The Hardest Part is Learning to Keep it Simple.
When your day old chicks arrive from the hatchery they will need food, water, heat, light, fresh air and space. They will arrive stressed from excess heat or cold, lack of food, and might be showing signs of dehydration.
Your chicks can survive several days on the stored yolk in their body, but heat, food and water should be the first priority upon their arrival. It’s a good idea to have electrolytes on hand before you pick up your chicks. They might look a bit wilted from their travels, and this will help perk them up. I don’t usually use electrolytes more than two days. A popular brand of electrolytes is Sav-a-Chick, and is available online or at local feed stores.
Old School Practices
On the day your chicks arrive you should have a draft free box (lined with paper towels) large enough to provide a heat lamp (red bulb) at one end. Be sure to allow enough room for a cooler area so that the hatchlings can get away from the heat source if needed. A good rule of thumb is to provide a 1/2 square foot of floor space per chick.
The temperature in your brooder should be 90-95 degrees for the first week, then decrease the temperature by 5 degrees each week following. You can raise or lower the lamp to help obtain that proper temperature. If you don’t need to use a heat lamp in the brooder, for the first few days, keep a light on so the chicks can find their food and water. After a few days, I suggest switching to a simple night light, just to help prevent piling or suffocation.
A Better Way…
Today’s Choice: Heat lamps are often hard to regulate temperatures, another choice is using a Brinsea Chick Brooder. They are safer, and you won’t be spending so much time adjusting the heat lamp. Available on Amazon.
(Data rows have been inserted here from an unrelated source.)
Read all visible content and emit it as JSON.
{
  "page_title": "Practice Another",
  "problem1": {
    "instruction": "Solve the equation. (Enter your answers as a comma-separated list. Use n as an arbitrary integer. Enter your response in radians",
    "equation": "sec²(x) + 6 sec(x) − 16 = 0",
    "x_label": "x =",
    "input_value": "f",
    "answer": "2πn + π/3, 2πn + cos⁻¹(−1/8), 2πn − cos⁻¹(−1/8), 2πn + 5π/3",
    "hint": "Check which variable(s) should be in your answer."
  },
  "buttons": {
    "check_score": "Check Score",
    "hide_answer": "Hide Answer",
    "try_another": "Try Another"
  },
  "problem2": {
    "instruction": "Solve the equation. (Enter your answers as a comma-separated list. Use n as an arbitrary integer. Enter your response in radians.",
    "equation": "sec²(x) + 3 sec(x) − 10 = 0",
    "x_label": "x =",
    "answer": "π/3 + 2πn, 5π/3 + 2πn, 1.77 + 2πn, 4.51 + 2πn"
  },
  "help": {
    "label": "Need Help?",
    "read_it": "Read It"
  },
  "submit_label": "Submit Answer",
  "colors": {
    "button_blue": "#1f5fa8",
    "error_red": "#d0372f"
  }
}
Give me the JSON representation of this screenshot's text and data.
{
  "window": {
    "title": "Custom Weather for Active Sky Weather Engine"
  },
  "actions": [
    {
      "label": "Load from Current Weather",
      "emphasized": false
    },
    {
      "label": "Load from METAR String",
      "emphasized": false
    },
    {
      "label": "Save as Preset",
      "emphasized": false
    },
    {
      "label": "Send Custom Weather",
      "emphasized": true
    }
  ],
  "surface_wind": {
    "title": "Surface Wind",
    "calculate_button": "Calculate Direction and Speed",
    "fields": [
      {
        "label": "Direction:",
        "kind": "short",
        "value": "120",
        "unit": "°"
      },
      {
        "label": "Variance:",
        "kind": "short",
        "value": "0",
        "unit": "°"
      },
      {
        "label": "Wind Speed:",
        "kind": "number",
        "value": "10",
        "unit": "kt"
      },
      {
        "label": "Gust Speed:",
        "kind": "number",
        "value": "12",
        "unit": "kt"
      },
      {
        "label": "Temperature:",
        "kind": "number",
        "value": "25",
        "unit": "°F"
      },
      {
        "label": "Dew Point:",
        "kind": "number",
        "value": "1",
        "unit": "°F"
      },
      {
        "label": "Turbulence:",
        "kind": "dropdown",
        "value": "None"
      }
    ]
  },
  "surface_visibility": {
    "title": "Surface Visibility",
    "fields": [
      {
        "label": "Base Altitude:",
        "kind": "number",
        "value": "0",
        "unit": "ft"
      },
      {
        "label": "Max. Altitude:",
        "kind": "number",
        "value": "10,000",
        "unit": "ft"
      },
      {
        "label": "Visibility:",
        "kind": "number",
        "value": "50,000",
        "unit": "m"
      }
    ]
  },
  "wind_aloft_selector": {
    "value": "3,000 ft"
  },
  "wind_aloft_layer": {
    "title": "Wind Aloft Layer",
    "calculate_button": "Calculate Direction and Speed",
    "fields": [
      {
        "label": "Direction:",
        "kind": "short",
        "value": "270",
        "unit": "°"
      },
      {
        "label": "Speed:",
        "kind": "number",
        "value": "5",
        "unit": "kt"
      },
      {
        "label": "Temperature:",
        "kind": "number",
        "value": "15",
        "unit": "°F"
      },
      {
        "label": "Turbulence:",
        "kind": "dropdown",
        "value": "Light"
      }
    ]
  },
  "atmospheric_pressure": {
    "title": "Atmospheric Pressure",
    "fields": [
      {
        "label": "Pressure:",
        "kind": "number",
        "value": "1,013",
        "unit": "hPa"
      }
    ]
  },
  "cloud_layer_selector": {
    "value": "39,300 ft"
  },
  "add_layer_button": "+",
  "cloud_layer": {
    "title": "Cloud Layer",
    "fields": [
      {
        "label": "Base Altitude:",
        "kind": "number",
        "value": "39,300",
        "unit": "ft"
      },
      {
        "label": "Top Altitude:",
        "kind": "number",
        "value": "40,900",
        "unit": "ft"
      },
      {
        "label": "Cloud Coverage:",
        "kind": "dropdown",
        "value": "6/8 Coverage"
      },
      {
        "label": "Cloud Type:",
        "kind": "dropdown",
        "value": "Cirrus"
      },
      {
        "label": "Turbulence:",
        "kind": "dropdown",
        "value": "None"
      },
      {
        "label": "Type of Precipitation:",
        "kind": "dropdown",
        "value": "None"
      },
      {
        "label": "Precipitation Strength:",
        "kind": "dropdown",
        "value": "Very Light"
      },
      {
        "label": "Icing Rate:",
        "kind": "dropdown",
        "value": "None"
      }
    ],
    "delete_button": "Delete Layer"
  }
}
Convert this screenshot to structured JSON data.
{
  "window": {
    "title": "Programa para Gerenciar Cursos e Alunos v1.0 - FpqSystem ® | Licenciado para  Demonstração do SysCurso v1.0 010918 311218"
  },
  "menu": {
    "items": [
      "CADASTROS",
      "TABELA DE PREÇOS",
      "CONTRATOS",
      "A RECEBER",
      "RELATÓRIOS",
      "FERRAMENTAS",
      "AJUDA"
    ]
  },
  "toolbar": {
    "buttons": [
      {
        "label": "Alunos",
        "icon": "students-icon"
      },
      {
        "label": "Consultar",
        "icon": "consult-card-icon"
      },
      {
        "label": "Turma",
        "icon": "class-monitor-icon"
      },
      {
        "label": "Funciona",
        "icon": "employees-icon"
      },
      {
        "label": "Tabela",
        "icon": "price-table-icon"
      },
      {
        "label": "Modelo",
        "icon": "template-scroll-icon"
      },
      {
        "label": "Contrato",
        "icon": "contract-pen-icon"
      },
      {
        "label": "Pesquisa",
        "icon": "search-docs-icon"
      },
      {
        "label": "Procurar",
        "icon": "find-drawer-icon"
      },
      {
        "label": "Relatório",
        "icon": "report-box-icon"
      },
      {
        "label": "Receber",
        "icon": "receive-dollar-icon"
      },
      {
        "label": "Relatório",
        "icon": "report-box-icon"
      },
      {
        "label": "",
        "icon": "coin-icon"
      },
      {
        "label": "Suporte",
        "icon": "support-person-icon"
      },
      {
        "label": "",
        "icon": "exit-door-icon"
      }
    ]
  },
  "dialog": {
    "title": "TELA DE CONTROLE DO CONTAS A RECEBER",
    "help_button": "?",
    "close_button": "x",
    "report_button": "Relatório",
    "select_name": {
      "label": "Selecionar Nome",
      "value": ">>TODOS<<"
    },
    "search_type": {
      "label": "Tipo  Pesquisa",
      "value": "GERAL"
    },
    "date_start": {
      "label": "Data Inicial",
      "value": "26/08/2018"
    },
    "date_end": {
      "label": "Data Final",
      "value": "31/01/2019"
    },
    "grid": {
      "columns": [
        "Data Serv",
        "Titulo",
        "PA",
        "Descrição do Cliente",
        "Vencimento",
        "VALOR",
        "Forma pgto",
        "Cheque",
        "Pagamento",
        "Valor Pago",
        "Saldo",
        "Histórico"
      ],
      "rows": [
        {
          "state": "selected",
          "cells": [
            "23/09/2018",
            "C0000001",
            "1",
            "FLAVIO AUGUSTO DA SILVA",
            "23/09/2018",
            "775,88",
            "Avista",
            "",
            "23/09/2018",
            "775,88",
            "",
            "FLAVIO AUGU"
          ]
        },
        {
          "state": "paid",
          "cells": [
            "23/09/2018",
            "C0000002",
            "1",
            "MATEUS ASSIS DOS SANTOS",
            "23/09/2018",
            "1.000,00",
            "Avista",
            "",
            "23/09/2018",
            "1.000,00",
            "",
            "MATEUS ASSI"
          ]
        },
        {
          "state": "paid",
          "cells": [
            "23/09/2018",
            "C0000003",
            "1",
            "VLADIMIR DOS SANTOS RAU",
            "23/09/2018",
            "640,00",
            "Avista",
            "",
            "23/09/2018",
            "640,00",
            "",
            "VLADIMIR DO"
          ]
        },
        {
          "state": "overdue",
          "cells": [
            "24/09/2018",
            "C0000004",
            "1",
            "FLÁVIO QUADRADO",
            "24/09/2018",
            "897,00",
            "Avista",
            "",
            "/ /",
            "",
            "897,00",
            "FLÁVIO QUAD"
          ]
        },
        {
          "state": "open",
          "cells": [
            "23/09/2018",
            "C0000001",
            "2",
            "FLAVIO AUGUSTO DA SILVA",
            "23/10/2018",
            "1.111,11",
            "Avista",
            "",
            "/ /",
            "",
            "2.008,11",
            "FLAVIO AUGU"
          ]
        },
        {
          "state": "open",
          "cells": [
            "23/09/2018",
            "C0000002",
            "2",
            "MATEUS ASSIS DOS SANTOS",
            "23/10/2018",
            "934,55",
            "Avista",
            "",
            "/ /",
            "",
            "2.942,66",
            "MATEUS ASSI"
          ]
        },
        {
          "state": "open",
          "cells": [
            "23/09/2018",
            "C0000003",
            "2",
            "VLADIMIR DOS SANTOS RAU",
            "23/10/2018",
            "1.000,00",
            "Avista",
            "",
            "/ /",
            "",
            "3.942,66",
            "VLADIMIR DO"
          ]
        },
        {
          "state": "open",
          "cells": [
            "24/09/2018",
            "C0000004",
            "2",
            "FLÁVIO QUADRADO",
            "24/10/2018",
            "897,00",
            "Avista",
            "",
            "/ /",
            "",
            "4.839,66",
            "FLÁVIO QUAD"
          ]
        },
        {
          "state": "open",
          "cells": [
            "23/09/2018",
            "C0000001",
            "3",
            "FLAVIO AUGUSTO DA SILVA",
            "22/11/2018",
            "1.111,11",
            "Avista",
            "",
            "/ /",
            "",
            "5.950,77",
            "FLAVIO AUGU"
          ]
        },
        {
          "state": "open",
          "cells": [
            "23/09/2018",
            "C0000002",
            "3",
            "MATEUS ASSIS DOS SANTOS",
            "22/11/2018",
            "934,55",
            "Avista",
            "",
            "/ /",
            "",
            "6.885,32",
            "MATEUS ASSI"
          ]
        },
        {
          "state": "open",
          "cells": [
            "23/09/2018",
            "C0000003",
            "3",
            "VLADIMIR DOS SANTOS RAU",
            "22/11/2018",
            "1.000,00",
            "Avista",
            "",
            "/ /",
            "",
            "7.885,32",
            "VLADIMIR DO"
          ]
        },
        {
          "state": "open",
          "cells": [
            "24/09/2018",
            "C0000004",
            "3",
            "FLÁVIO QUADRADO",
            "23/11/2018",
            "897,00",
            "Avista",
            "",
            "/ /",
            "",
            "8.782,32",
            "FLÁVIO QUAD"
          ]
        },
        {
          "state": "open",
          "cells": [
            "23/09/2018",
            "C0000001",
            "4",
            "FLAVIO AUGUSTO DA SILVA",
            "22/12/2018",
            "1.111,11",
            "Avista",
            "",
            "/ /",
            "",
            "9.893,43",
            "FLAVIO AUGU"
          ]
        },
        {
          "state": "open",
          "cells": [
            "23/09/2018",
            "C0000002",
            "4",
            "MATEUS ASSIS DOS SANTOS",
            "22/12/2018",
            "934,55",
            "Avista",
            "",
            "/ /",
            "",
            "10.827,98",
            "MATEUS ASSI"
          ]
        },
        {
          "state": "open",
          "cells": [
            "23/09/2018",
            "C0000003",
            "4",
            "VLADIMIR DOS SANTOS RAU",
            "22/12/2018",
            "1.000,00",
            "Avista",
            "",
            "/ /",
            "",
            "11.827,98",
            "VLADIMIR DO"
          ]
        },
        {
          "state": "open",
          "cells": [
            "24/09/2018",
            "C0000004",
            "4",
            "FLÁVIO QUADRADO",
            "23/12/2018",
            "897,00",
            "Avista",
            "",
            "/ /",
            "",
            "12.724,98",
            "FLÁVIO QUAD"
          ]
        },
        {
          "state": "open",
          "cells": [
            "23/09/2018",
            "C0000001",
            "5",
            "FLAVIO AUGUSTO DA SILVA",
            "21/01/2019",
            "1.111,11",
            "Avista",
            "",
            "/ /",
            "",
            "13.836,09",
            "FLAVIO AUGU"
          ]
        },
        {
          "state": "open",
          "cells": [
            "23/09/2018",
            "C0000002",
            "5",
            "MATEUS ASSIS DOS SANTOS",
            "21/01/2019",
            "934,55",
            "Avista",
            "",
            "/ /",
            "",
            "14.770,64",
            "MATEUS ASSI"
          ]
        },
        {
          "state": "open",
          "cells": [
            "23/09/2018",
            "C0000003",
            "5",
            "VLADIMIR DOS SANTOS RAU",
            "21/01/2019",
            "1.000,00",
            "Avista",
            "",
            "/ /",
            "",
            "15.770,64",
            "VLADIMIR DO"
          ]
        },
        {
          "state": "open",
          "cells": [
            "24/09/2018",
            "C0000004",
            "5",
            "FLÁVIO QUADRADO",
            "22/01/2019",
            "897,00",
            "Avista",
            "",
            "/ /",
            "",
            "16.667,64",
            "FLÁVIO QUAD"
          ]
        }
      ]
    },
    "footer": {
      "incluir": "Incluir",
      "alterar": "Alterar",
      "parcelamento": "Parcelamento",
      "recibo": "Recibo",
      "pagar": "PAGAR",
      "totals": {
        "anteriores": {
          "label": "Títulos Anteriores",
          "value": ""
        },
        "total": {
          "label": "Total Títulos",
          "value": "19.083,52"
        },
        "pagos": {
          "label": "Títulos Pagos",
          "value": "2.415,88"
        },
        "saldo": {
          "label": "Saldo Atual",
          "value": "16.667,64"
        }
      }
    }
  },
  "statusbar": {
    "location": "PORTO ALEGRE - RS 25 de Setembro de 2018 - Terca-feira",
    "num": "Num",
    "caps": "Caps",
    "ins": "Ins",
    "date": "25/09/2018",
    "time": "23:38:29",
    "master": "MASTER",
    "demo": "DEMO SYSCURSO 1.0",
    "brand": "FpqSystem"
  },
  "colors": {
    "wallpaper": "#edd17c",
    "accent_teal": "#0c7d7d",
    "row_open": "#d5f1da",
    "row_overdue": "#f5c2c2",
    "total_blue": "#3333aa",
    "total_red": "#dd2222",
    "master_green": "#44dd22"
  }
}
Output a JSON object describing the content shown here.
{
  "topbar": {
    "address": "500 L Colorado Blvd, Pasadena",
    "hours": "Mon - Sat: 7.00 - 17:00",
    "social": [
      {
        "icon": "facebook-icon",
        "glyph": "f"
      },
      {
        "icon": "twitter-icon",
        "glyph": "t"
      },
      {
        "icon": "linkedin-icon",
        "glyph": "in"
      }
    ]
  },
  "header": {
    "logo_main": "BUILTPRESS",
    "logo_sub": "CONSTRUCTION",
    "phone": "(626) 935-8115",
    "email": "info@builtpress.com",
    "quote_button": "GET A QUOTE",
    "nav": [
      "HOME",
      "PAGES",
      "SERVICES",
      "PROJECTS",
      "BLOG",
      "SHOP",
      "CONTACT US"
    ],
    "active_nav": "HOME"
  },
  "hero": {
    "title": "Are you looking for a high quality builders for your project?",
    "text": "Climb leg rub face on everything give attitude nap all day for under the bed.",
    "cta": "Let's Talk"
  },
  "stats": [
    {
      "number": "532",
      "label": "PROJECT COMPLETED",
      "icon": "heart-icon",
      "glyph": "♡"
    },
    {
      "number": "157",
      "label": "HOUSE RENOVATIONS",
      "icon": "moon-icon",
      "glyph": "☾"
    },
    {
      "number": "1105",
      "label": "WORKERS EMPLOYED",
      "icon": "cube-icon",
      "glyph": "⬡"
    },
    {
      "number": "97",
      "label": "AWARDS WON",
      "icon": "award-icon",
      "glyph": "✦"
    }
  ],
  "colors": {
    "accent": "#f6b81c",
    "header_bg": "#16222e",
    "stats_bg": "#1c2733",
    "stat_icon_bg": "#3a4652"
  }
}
If your chicks are in a room with a temperature of around 65-70, radiant heat is a better choice than a heat lamp. We have learned over time to pitch the heat lamp and make the switch to a more natural heat source from a radiant heat brooder.
On week two, you can start using shavings for bedding (not cedar) in the brooder. You can also raise the drinker a bit to help keep the water clean. Use a drinker made for chicks to avoid the possibility of drowning. Chick starter feed is all your hatchlings will need all the way until they are at their point of lay… which is about 5-6 months.
Something to watch for that can put your chicks in danger is pasting up, this is simply a poopy butt. This is real common in baby chicks, and if not tended to, they won’t be able to poop and can die. So keep those fuzzy butts clean by using a baby wipe, or a wet paper towel. Learn more about Pasting Up.